English muffins are great and so easy to make.  While not necessary, if you want to have all of the English muffins come out the same size you need to use rings.

Now you can buy these.  I checked and there are a bunch on Amazon for $6 for 4 tin plated steel rings.  You’ll need three sets to take care of a batch of dough, bringing the total to about $20.  That’s not crazy,  but you can make them for close to free.

I had quite a bit of stainless steel pieces left over from making the wood fired pizza oven – the materials for that build of course coming from old BBQ’s.

Spot welding the rings

Spot welding the rings

Strips 1″ wide and 12″ long were marked out and cut out with an 1/8″ thick cutting disk on the angle grinder.

The strips were cleaned up with a file to smooth the edges and then cleaned with soapy water and stainless steel pot scrubbers.

These were hand formed into rounds with approximately 1/4″ overlap and then given two spot welds.  Now that worked very well for the thinner material 0.0200″ thick, but not the heavier material.

For the heavier segments, which were 0.0400″ thick the spot welder just wouldn’t cut it… which was a repeat of the performance I experienced when building the pizza oven.  For these I switched over to using the Henrob OA torch.

So for relatively little effort and very little expense I managed to save $20 and get some more metal working practice.


Get your tools to pay rent…

So I am being slightly facetious here but I think it is underlain by a solid point.  Tools are cool, be they for your shop, kitchen or garage – but are you getting your money’s worth?

Rolling tool cabinet in the shop on its welded base

Rolling tool cabinet in the shop on its welded base

If you aren’t using your tools you aren’t just not getting the value from the kit – you aren’t getting the experience of how to use them that you should.

Now, you don’t need to necessarily do some big projects to get the tools to pay their rent.  That said, doing something like building your own grain mill for $40 worth of materials when a comparable unit is pushing close to a grand pays a lot of rent.

In my experience though, some pretty good rent payoffs can come from pretty quick and easy projects that capitalize on presented opportunities.

Case in point my $23 rolling tool cabinet.

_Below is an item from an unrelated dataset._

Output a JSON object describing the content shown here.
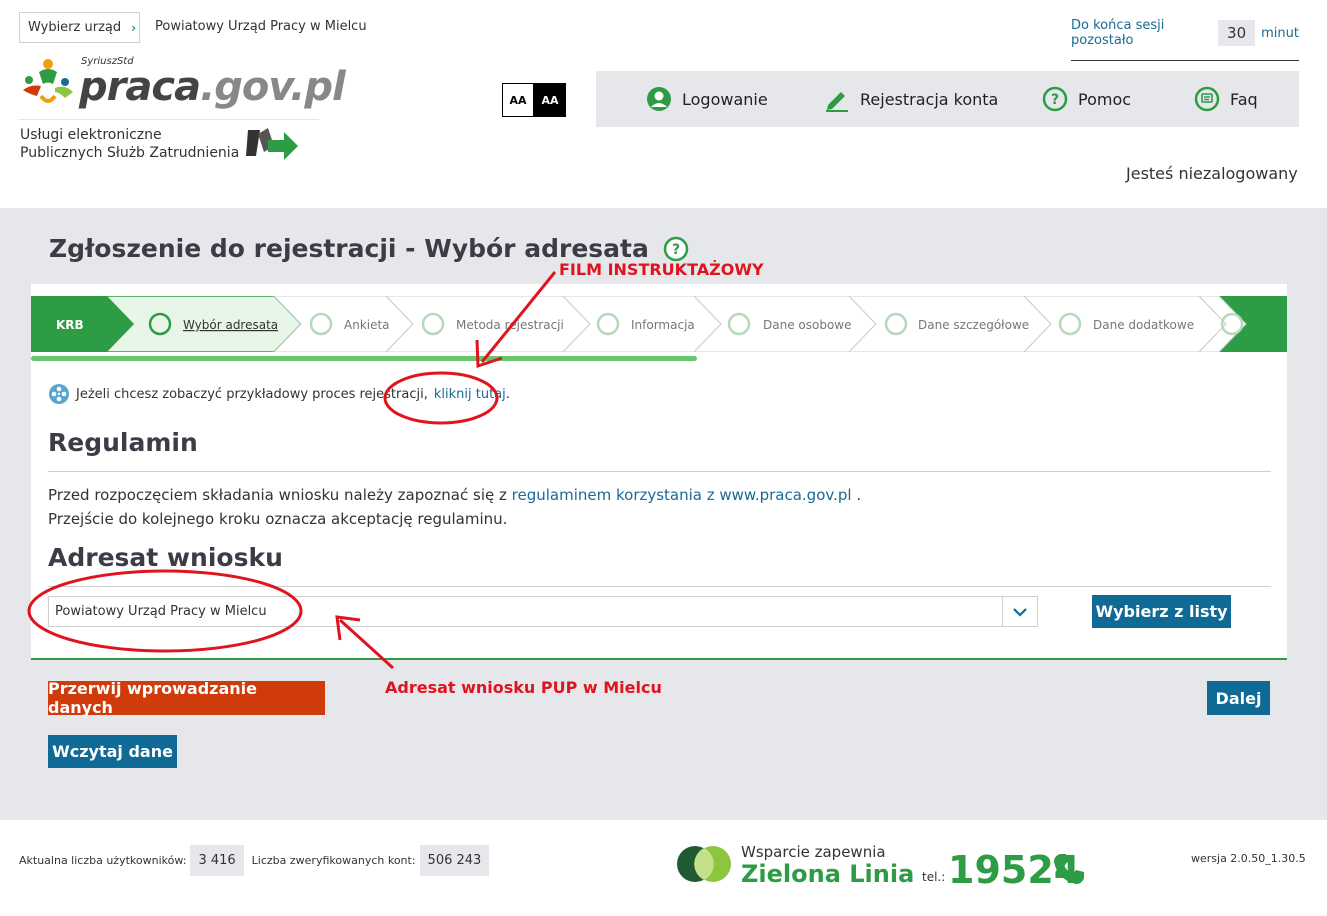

While down visiting my brother at Christmas we took a trip to Lowes to price out materials for one of his projects and a couple of employees dropped off a bunch of tool boxes in the as-is section – one was a bit dinged but the others were fine – the price $7, $7 and $9 for the upper cabinet.  Now these aren’t terribly of much use without a rolling base.

Rolling base for tool cabinet set up for tack welding

Rolling base for tool cabinet set up for tack welding

So I fabricated one from angle iron salvaged from old bed frames and a few old castors.  It was a quick job with the cutoff saw followed by some welding.  The end product wasn’t perfect but for $23 it was a pretty solid step to organizing the shop and a good payoff.

So the chop saw and welder paid their rent for at least the month… and now I’ve got to figure out how that new rolling tool chest is going to start making it’s rent payments.